Stage Two: Solving the entire problem in terms of $$x_3$$ after obtaining demands for $$x_1,x_2$$ as a function of $$x_3$$. Substituting the values of $$x_1,x_2$$ that we derived above in the problem inside the parentheses gives us the following optimization problem in $$x_3$$: \begin{aligned} \max_{0\leq x_3\leq \frac{M}{p_3}} \quad & x_3+\frac{M-p_3x_3}{p_1+p_2} \\ \max_{0\leq x_3\leq \frac{M}{p_3}} \quad & \frac{(p_1+p_2-p_3)x_3}{p_1+p_2}+\frac{M}{p_1+p_2} \end{aligned}

from the above problem, we get the demand function for $$x_3$$ and consequently the demand functions for $$x_1, x_2$$ by substituting the demand for $$x_3$$ in our solution to the Stage One problem.

$$\boxed{(x_1,x_2,x_3)^d(p,M)=\begin{cases}(\frac{M}{p_3},0,0) & \text{if } p_1+p_2>p_3\\ (\frac{M}{p_1+p_2},\frac{M}{p_1+p_2},0) & \text{if } p_1+p_2\leq p_3\end{cases}}$$
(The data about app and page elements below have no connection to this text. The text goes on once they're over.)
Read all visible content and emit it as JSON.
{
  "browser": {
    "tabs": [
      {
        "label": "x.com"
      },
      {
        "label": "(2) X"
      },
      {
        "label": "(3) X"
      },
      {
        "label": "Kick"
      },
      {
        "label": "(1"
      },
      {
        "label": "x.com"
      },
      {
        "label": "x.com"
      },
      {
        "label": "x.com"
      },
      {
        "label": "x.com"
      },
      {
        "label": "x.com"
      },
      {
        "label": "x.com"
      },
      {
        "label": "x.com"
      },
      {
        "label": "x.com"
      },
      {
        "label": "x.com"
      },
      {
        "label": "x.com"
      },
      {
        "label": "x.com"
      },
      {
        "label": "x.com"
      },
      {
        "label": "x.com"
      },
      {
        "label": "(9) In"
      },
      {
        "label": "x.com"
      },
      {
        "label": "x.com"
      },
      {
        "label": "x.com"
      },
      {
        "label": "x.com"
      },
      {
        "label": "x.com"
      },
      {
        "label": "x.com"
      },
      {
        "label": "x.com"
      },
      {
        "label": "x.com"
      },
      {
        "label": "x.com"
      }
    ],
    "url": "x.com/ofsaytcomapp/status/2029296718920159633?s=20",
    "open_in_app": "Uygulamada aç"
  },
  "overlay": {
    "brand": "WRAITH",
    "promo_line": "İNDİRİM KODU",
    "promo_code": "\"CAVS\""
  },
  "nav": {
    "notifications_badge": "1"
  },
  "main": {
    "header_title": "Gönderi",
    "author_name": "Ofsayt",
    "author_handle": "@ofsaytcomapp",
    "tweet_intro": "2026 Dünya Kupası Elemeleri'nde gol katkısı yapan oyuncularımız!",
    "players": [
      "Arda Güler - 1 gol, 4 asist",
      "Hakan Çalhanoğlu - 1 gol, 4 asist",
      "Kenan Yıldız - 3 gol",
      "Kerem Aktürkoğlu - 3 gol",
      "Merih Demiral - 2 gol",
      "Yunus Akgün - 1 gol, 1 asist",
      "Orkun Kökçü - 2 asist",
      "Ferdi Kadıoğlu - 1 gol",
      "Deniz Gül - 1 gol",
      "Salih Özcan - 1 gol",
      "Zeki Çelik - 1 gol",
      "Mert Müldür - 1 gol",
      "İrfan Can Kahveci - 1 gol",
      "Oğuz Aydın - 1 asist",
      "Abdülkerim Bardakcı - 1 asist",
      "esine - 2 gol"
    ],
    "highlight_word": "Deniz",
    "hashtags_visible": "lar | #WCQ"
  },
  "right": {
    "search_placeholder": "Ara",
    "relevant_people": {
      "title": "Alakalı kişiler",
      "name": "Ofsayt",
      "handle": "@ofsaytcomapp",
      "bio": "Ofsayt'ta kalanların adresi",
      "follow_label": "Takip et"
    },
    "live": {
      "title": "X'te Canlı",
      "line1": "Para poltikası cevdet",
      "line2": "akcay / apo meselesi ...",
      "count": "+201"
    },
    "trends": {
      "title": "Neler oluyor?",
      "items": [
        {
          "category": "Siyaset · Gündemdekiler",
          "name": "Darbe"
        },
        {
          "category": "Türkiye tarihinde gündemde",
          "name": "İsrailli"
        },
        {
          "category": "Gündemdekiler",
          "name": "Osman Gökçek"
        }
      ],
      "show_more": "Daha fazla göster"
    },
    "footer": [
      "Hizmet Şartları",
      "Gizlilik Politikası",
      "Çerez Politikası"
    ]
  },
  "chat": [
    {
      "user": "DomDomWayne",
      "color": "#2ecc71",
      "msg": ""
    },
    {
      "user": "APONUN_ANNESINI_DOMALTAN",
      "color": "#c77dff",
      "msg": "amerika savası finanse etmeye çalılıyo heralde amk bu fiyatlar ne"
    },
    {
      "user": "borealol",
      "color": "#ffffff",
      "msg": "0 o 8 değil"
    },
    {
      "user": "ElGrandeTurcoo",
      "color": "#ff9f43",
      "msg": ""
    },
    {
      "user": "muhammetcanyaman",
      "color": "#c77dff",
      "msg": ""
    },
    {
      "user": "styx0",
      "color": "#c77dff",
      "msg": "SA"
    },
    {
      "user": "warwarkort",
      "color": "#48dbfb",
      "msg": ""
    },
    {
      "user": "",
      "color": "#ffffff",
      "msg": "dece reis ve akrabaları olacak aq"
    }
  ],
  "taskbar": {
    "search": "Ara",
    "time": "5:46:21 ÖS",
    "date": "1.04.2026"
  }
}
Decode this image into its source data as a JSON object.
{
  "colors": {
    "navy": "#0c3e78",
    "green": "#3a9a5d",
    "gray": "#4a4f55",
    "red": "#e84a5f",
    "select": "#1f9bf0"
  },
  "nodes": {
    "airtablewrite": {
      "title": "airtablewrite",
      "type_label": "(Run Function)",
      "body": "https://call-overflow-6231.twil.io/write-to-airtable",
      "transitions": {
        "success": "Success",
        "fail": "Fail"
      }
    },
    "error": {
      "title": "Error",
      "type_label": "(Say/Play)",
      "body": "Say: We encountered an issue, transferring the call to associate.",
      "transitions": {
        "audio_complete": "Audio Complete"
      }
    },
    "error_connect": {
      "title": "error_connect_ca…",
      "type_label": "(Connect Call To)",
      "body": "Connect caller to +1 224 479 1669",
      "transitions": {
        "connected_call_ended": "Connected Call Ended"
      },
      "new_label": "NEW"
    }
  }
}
Intuitively it is like a solution to a perfect substitute utility function, but one of the goods is a composite good consisting of two goods which are complementary.